**PROBLEM TO SOLVE:**
Report every line of the records that includes the word "Receitas".
─── THE DATA
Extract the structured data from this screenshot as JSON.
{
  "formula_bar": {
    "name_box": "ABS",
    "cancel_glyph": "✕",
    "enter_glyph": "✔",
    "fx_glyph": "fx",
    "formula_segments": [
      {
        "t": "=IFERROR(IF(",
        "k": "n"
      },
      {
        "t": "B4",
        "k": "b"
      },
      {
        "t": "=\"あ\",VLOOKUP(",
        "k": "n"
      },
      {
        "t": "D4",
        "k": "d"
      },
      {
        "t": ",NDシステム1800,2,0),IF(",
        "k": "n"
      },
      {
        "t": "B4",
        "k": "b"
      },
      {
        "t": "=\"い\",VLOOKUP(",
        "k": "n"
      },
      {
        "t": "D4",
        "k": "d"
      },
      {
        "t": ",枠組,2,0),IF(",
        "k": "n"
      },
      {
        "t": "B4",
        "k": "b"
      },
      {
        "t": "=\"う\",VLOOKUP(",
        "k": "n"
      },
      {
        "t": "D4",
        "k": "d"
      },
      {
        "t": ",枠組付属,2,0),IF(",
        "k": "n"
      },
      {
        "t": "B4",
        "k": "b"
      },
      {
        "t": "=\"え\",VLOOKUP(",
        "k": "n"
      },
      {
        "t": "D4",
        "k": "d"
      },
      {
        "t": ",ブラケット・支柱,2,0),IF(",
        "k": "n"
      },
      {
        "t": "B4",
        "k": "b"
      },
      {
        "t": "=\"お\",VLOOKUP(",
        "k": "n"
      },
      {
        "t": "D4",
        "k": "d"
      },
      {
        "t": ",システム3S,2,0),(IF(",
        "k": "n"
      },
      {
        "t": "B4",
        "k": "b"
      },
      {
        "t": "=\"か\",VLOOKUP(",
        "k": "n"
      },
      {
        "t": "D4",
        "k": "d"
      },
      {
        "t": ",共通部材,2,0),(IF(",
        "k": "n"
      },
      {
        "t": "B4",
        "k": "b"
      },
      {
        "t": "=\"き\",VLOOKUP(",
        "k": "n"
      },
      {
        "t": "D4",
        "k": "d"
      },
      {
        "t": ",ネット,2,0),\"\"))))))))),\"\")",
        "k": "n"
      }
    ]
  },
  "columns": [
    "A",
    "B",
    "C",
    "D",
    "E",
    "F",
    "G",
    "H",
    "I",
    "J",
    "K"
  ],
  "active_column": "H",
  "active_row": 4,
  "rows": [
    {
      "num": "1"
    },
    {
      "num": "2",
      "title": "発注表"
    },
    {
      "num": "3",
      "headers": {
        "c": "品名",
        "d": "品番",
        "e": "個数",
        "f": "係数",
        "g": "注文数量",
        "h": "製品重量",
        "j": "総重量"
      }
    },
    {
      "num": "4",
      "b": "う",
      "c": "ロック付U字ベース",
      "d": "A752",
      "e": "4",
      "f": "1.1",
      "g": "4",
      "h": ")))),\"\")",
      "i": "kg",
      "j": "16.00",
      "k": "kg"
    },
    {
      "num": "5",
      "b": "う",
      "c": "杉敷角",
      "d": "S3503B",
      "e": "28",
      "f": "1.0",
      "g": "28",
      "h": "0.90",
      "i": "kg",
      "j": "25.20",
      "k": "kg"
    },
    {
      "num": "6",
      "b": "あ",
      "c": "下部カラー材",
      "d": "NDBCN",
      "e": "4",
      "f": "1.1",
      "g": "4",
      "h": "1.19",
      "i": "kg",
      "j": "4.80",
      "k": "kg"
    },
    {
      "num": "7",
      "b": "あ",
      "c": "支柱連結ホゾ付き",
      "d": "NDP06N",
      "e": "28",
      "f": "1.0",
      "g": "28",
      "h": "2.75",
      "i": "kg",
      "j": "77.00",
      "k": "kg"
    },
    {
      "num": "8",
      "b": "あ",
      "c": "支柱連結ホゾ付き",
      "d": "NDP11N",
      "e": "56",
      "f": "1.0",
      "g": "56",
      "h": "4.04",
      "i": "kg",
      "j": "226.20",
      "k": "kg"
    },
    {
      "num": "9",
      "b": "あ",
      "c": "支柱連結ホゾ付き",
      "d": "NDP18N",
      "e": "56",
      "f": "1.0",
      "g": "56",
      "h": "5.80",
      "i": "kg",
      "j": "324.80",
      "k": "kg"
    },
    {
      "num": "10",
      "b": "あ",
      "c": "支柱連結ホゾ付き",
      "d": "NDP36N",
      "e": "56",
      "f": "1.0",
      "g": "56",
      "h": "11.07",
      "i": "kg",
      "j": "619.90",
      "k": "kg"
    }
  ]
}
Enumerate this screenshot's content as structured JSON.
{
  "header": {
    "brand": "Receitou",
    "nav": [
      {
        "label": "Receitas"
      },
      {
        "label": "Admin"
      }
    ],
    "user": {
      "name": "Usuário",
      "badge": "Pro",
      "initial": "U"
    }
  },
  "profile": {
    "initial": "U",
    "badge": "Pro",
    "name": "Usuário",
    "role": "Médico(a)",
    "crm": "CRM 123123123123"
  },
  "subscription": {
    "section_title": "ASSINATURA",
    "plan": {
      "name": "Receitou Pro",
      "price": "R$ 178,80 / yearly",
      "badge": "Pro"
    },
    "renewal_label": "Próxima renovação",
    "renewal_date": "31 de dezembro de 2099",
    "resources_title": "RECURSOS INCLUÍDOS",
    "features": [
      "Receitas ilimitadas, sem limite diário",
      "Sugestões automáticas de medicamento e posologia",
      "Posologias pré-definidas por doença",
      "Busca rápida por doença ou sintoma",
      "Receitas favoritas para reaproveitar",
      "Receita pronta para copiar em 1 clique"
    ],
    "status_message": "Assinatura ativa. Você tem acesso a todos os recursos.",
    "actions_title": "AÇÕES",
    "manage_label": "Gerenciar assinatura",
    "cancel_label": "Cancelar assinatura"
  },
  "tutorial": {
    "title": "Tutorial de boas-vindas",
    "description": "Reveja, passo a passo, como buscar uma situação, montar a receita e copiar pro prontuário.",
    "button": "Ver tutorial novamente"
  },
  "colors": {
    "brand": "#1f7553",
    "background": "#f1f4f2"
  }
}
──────
**RESULT FOR THIS TASK:**
        "label": "Receitas"
      "Receitas ilimitadas, sem limite diário",
      "Receitas favoritas para reaproveitar",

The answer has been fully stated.